[Dataset records]
****************

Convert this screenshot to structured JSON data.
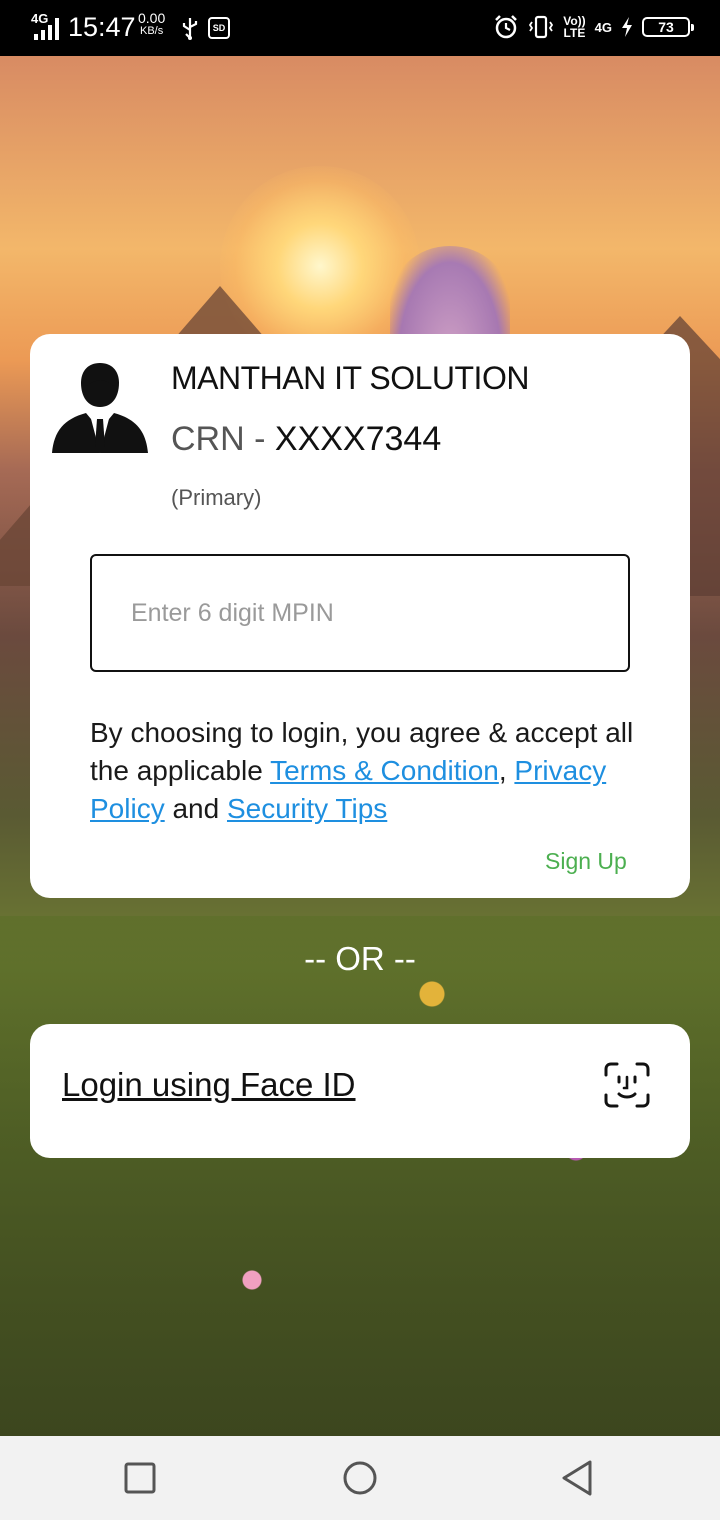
{
  "status_bar": {
    "network_type": "4G",
    "time": "15:47",
    "speed_value": "0.00",
    "speed_unit": "KB/s",
    "volte_top": "Vo))",
    "volte_bottom": "LTE",
    "net_right": "4G",
    "battery": "73"
  },
  "account": {
    "company": "MANTHAN IT SOLUTION",
    "crn_label": "CRN - ",
    "crn_value": "XXXX7344",
    "role": "(Primary)"
  },
  "mpin": {
    "placeholder": "Enter 6 digit MPIN",
    "value": ""
  },
  "consent": {
    "text_1": "By choosing to login, you agree & accept all the applicable ",
    "terms_link": "Terms & Condition",
    "text_2": ", ",
    "privacy_link": "Privacy Policy",
    "text_3": " and ",
    "security_link": "Security Tips"
  },
  "signup": {
    "label": "Sign Up"
  },
  "divider": {
    "label": "-- OR --"
  },
  "face_login": {
    "label": "Login using Face ID"
  },
  "colors": {
    "link": "#1e8fe0",
    "signup": "#4caf50",
    "card": "#ffffff"
  }
}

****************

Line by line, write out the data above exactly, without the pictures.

◆ **TASK RESPONSE**:
Convert this screenshot to structured JSON data.
{
  "status_bar": {
    "network_type": "4G",
    "time": "15:47",
    "speed_value": "0.00",
    "speed_unit": "KB/s",
    "volte_top": "Vo))",
    "volte_bottom": "LTE",
    "net_right": "4G",
    "battery": "73"
  },
  "account": {
    "company": "MANTHAN IT SOLUTION",
    "crn_label": "CRN - ",
    "crn_value": "XXXX7344",
    "role": "(Primary)"
  },
  "mpin": {
    "placeholder": "Enter 6 digit MPIN",
    "value": ""
  },
  "consent": {
    "text_1": "By choosing to login, you agree & accept all the applicable ",
    "terms_link": "Terms & Condition",
    "text_2": ", ",
    "privacy_link": "Privacy Policy",
    "text_3": " and ",
    "security_link": "Security Tips"
  },
  "signup": {
    "label": "Sign Up"
  },
  "divider": {
    "label": "-- OR --"
  },
  "face_login": {
    "label": "Login using Face ID"
  },
  "colors": {
    "link": "#1e8fe0",
    "signup": "#4caf50",
    "card": "#ffffff"
  }
}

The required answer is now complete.